## [Aim of the exercise]
Collect from the data below each line with "this".

(Records from a dataset)
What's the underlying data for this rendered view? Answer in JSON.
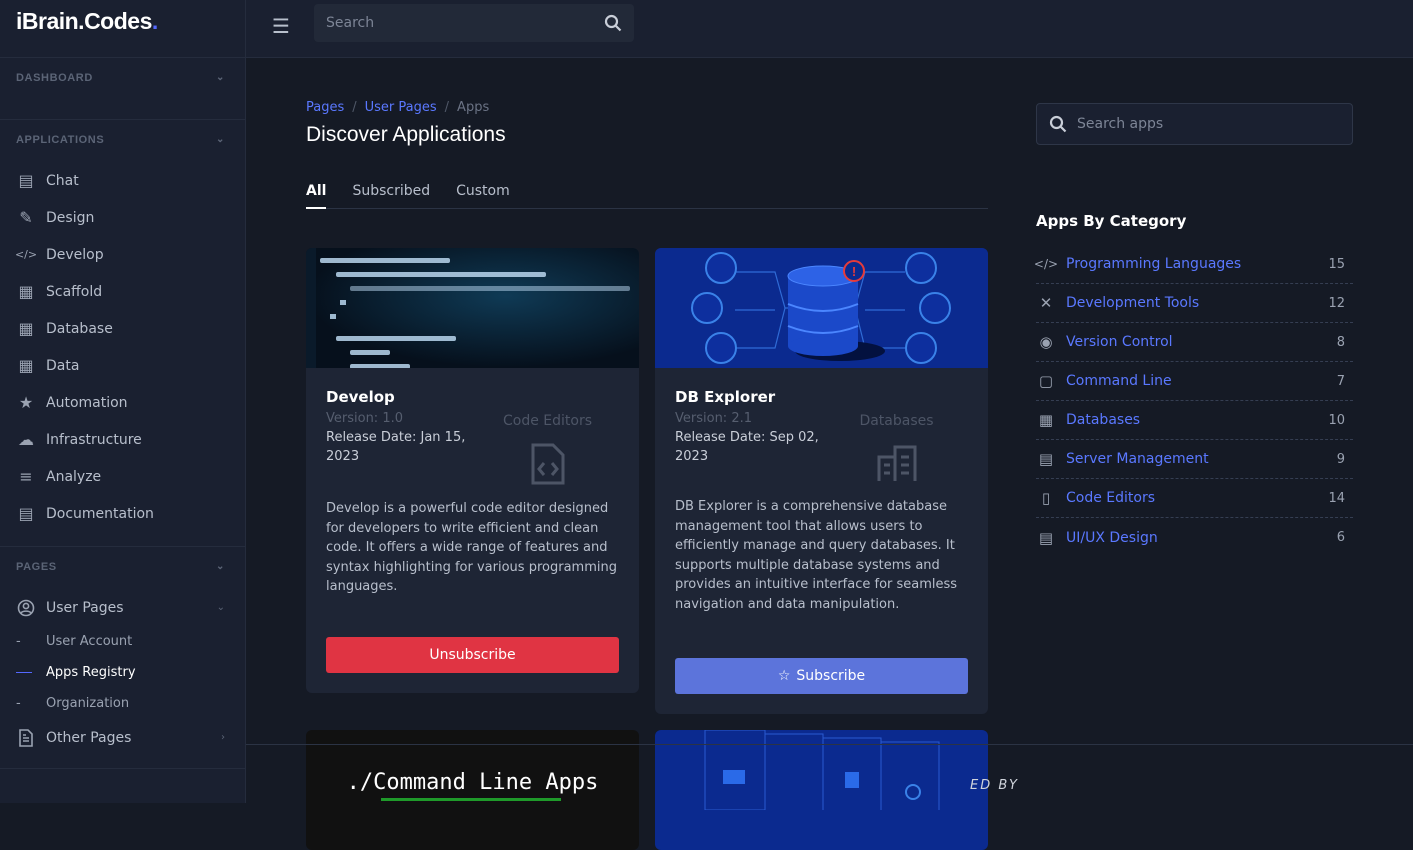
{
  "logo": {
    "text": "iBrain.Codes",
    "dot": "."
  },
  "sidebar": {
    "sections": [
      {
        "label": "DASHBOARD"
      },
      {
        "label": "APPLICATIONS"
      },
      {
        "label": "PAGES"
      }
    ],
    "apps": [
      {
        "label": "Chat",
        "icon": "chat-icon"
      },
      {
        "label": "Design",
        "icon": "design-icon"
      },
      {
        "label": "Develop",
        "icon": "code-icon"
      },
      {
        "label": "Scaffold",
        "icon": "scaffold-icon"
      },
      {
        "label": "Database",
        "icon": "database-icon"
      },
      {
        "label": "Data",
        "icon": "data-icon"
      },
      {
        "label": "Automation",
        "icon": "automation-icon"
      },
      {
        "label": "Infrastructure",
        "icon": "cloud-icon"
      },
      {
        "label": "Analyze",
        "icon": "sliders-icon"
      },
      {
        "label": "Documentation",
        "icon": "document-icon"
      }
    ],
    "pages": {
      "user_pages": "User Pages",
      "subs": [
        "User Account",
        "Apps Registry",
        "Organization"
      ],
      "active_sub": "Apps Registry",
      "other_pages": "Other Pages"
    }
  },
  "header": {
    "search_placeholder": "Search"
  },
  "breadcrumb": [
    "Pages",
    "User Pages",
    "Apps"
  ],
  "page_title": "Discover Applications",
  "tabs": [
    "All",
    "Subscribed",
    "Custom"
  ],
  "active_tab": "All",
  "cards": [
    {
      "title": "Develop",
      "version": "Version: 1.0",
      "release": "Release Date: Jan 15, 2023",
      "category": "Code Editors",
      "description": "Develop is a powerful code editor designed for developers to write efficient and clean code. It offers a wide range of features and syntax highlighting for various programming languages.",
      "button": "Unsubscribe"
    },
    {
      "title": "DB Explorer",
      "version": "Version: 2.1",
      "release": "Release Date: Sep 02, 2023",
      "category": "Databases",
      "description": "DB Explorer is a comprehensive database management tool that allows users to efficiently manage and query databases. It supports multiple database systems and provides an intuitive interface for seamless navigation and data manipulation.",
      "button": "Subscribe"
    },
    {
      "image_title": "./Command Line Apps"
    }
  ],
  "right": {
    "search_placeholder": "Search apps",
    "title": "Apps By Category",
    "categories": [
      {
        "name": "Programming Languages",
        "count": "15"
      },
      {
        "name": "Development Tools",
        "count": "12"
      },
      {
        "name": "Version Control",
        "count": "8"
      },
      {
        "name": "Command Line",
        "count": "7"
      },
      {
        "name": "Databases",
        "count": "10"
      },
      {
        "name": "Server Management",
        "count": "9"
      },
      {
        "name": "Code Editors",
        "count": "14"
      },
      {
        "name": "UI/UX Design",
        "count": "6"
      }
    ]
  },
  "footer": {
    "powered": "ED BY"
  },
  "colors": {
    "accent": "#5468ff",
    "danger": "#e03443",
    "primary_btn": "#5c74db",
    "bg": "#151a25",
    "panel": "#1a2030"
  }
}
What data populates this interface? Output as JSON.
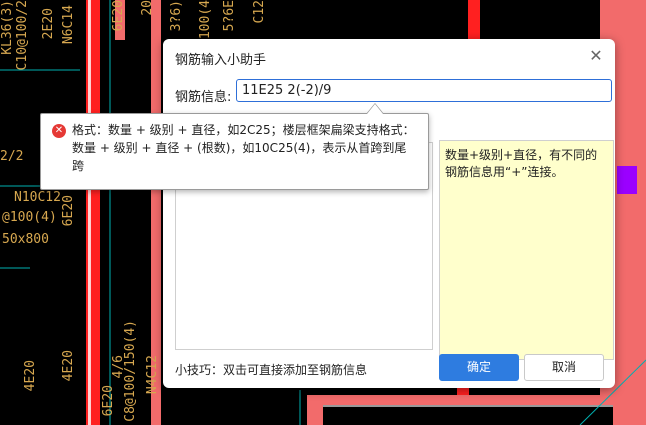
{
  "background": {
    "cad_texts": [
      "KL36(3)",
      "C10@100/2",
      "2E20",
      "N6C14",
      "6E20",
      "20",
      "3?6)",
      "@100(4",
      "5?6E",
      "C12",
      "N10C12",
      "@100(4)",
      "50x800",
      "6E20",
      "4E20",
      "4/6",
      "6E20",
      "C8@100/150(4)",
      "N4C12",
      "2/2",
      "4E20"
    ],
    "colors": {
      "red": "#ff2020",
      "salmon": "#f26b6b",
      "cyan": "#00b0b0",
      "purple": "#9b00ff",
      "text": "#d7a850"
    }
  },
  "dialog": {
    "title": "钢筋输入小助手",
    "close_icon": "close-icon",
    "field_label": "钢筋信息:",
    "field_value": "11E25 2(-2)/9",
    "hint_text": "数量+级别+直径，有不同的钢筋信息用“+”连接。",
    "tip": "小技巧：双击可直接添加至钢筋信息",
    "ok_label": "确定",
    "cancel_label": "取消"
  },
  "tooltip": {
    "icon": "error-icon",
    "text": "格式：数量 + 级别 + 直径，如2C25；楼层框架扁梁支持格式：数量 + 级别 + 直径 + (根数)，如10C25(4)，表示从首跨到尾跨"
  }
}
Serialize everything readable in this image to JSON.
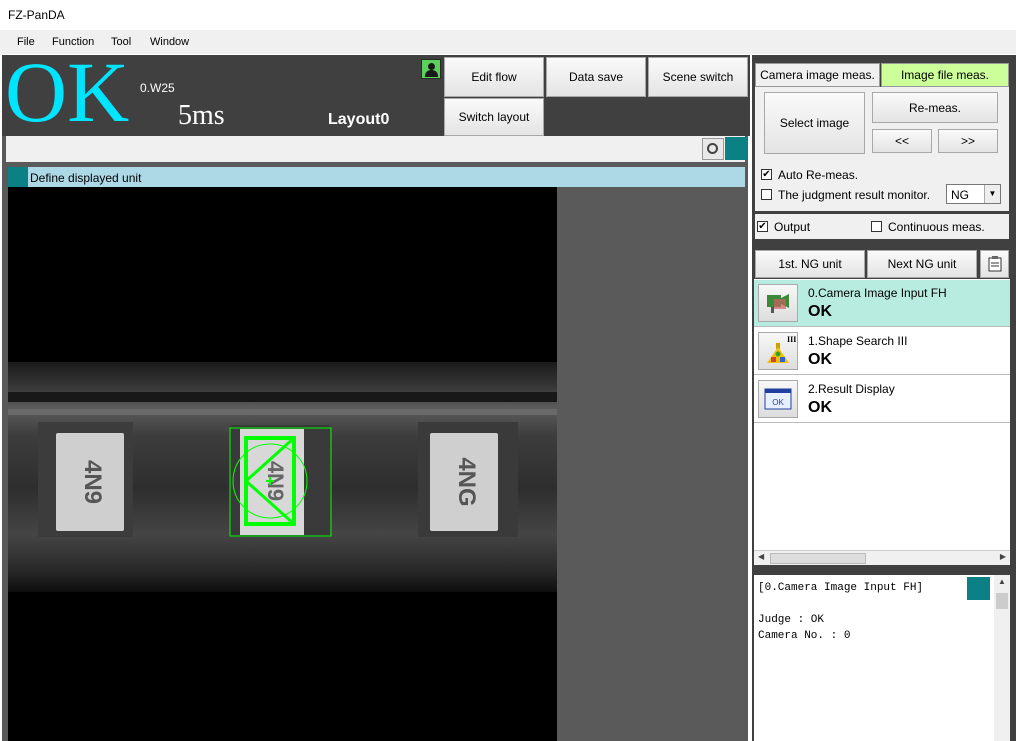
{
  "window": {
    "title": "FZ-PanDA"
  },
  "menu": [
    "File",
    "Function",
    "Tool",
    "Window"
  ],
  "status": {
    "judgement": "OK",
    "scene": "0.W25",
    "time": "5ms",
    "layout": "Layout0"
  },
  "toolbar": {
    "edit_flow": "Edit flow",
    "data_save": "Data save",
    "scene_switch": "Scene switch",
    "switch_layout": "Switch layout"
  },
  "image_window": {
    "unit_label": "Define displayed unit"
  },
  "meas": {
    "tab_camera": "Camera image meas.",
    "tab_file": "Image file meas.",
    "select_image": "Select image",
    "re_meas": "Re-meas.",
    "prev": "<<",
    "next": ">>",
    "auto_remeas": "Auto Re-meas.",
    "auto_remeas_checked": true,
    "judgment_monitor": "The judgment result monitor.",
    "judgment_monitor_checked": false,
    "judgment_value": "NG",
    "output": "Output",
    "output_checked": true,
    "continuous": "Continuous meas.",
    "continuous_checked": false
  },
  "ng": {
    "first": "1st. NG unit",
    "next": "Next NG unit"
  },
  "flow": [
    {
      "name": "0.Camera Image Input FH",
      "result": "OK",
      "icon": "camera-input-icon"
    },
    {
      "name": "1.Shape Search III",
      "result": "OK",
      "icon": "shape-search-icon"
    },
    {
      "name": "2.Result Display",
      "result": "OK",
      "icon": "result-display-icon"
    }
  ],
  "detail": {
    "heading": "[0.Camera Image Input FH]",
    "judge": "Judge : OK",
    "camera": "Camera No. : 0"
  },
  "colors": {
    "ok": "#00e5ff",
    "selected_row": "#b9ece0",
    "active_tab": "#ccff99",
    "teal": "#0b8085",
    "header_bg": "#404040",
    "roi": "#00ff00"
  },
  "camera_image": {
    "left_chip_text": "4N9",
    "center_chip_text": "4N9",
    "right_chip_text": "4NG"
  }
}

## [Problem solution]
What's the underlying data for this rendered view? Answer in JSON.
What data populates this interface? Output as JSON.
Serialize everything readable in this image to JSON.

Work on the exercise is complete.